Fabergé has taken a bit of a lighter approach to their communications strategy for the Visionnaire DTZ. Not that the watch needs too much more exposure. It recently won the Travel Time Watch Prize at the Grand Prix d’Horlogerie de Genève, but I suppose it’s always good to build on the publicity momentum.

Fabergé's award-winning Visionnaire DTZ

In its latest ad, the brand has tried to channel its witty personality, and the message works to great effect. “Precise, mysterious, refined” I think those three words capture the Visionnaire DTZ quite well. They also happen to apply to the protagonist of the ad, the stylish Kirk Newman.

But the award-winning watch is also impressive on its own. It uses a self-winding movement designed exclusively for Fabergé by the Agenhor Manufacture. The movement allows a logical and intuitive method of displaying two timezones simultaneously.

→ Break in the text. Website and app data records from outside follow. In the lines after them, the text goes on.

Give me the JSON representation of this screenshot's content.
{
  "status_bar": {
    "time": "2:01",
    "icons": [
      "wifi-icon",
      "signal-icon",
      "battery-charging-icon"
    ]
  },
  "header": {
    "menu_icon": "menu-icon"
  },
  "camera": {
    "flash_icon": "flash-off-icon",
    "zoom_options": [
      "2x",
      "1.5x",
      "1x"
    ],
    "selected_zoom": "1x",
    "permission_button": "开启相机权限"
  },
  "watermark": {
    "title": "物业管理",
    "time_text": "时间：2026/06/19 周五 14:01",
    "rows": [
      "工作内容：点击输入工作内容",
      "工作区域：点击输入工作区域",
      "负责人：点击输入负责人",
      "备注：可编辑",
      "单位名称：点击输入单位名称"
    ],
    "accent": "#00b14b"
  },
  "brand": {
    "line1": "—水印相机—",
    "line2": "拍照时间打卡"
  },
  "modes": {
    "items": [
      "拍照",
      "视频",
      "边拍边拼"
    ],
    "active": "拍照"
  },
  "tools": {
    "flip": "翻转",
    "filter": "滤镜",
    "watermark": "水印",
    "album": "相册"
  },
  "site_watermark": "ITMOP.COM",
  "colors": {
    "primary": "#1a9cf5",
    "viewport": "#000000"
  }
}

Fabergé's award-winning Visionnaire DTZ

The hours and minutes of the local timezone are presented using peripheral, open-worked hands that rotate around a raised dome located at the centre of the dial. The hour of the second timezone is viewed through a neat aperture at the centre of the dome, optically amplified for a bold finish.

And as a finishing touch, and in true Fabergé spirit, the Agenhor Manufacture created a peacock-shaped mechanic hidden within the movement, which pays homage to company founder’s signature element of surprise.

Apparently, Peter Carl Fabergé also had a penchant for humour, which was highlighted in his legendary creations of the past. After all, it takes a bit of a silly steak to create those famous Easter eggs using precious materials and gems. The irony there being that eggs will usually crack, one way or another.